- Weight: 2500 lbs (approximate)
- Framework: Rectangular 2"x4" steel tubing
- Air Compressor: 2-stage, 175 psi max pressure
- Engine: Honda 11 hp, electric start with tachometer
- Air Tank: 120 gallon horizontal, steel
- Pneumatic Piping: Ø2" steel
- Seat: Custom bucket design (to accommodate parachutes), steel construction with 4" foam padding, custom sewn parapak cover
- Pneumatic Cylinder: Ø10 x 22" steel with rear trunion
- Bearings: Custom designed plain bearing with bronze bushings
- Trailer: Bumper pull 8.5'x20' car hauler with custom rails to guide catapult in
- Estimated hours to design: 200
- Estimated hours spent assembling, fabricating, and testing: 300
- Engineering, CAD, Assembly, and Testing: Jason Bell, Jennifer Bell, Chris Garman, and Joe Caulfield
- Owner: Vertical Visions LLC and Jason Bell
- Fabricator: Tri-State Electric and Machine Co. based in Moundsville, WV
Enlarge picture Many people say that safety is their number one concern. With the catapult system, the importance placed on spectator and jumper safety is elevated far beyond normal levels.
The following safety mechanisms were implemented at Bridge Day:
- Spectator hard fencing was be placed around the catapult
- Only trained staff members were be permitted around the catapult during launches
- Only the most highly experienced BASE jumpers (prefer 50+ BASE jumps) were be permitted to be launched from the catapult
- All BASE jumpers using the catapult were required to attend a briefing to become familiar with the equipment and the dynamics of the launch
- Additional test launches over dry land and water were performed throughout the summer of 2012 and 2013 using up to 250 lbs at maximum air tank pressures in order to triple-check the system
- Components requiring manual intervention (ball valves) in order to operate the catapult will be shielded from spectators.
- The compressed air tank was designed and constructed in accordance with ASME Section VIII Div-I Code for compressed air storage use.
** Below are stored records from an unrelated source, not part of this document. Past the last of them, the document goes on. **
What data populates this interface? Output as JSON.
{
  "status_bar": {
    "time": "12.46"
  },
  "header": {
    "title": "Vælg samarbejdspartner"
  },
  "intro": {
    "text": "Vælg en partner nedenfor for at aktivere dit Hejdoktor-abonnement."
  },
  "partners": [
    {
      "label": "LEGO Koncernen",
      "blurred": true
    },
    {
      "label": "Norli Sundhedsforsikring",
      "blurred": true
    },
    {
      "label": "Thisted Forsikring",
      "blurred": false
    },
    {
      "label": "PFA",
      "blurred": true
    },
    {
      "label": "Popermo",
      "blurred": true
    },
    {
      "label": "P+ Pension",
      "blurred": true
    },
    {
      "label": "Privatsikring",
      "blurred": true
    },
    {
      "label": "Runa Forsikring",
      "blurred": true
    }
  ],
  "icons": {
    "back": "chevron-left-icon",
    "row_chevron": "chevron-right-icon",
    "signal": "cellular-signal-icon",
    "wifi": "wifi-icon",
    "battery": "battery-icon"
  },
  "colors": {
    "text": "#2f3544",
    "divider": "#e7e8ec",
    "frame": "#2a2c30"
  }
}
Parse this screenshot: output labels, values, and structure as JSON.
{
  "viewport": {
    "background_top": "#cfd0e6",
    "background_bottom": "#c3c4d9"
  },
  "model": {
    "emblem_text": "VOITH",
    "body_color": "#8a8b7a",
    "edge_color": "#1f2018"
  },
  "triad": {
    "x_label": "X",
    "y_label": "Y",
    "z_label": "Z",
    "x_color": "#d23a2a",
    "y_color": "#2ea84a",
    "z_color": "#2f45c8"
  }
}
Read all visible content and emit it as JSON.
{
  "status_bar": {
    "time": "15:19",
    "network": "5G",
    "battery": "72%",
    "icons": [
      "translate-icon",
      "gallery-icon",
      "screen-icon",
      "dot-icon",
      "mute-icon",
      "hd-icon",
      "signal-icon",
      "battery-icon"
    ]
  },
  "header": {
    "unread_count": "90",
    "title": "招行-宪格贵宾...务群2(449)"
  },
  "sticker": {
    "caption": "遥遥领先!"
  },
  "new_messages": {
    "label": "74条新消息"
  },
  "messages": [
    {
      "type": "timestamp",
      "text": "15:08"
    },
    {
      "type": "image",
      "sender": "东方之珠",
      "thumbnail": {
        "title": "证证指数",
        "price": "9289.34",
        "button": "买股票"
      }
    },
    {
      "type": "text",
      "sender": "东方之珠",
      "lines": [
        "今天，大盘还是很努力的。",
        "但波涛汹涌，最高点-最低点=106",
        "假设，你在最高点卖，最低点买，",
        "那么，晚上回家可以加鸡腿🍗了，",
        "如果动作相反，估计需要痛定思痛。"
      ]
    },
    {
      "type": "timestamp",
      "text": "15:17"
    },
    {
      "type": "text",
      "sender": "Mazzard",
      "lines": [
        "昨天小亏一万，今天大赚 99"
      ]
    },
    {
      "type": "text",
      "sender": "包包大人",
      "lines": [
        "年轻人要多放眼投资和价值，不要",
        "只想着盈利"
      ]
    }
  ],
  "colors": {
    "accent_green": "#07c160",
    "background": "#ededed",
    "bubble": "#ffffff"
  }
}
It's also "U" stamped and registered with the National Board of Pressure Vessel Inspectors.
- Grade 8 fasteners were used in all high stress areas (bearings, pneumatic cylinder pivot, etc.)
- The motor/compressor pulleys and belt are fully enclosed
- Any and all equipment failures, damage, cracks, unsatisfactory results, or performance issues of the catapult prior to or during an event will result in immediate cessation of usage
The First Person Launched
Joe Caulfield was the first person launched from this catapult. He volunteered to be launched into a lake in August 2012 and was the first BASE jumper launched over the New River Gorge Bridge at Bridge Day 2012. He also helped with the initial catapult design and testing. My hat goes off to him for his courage and trust in my design.
Images captured during water testing at Maple Lake in Bridgeport, WV on August 4 and September 3, 2012, as well as Bridge Day 2012. Photos by Sandy Weltman, Jason Bell, and the Vertical Visions photo crew.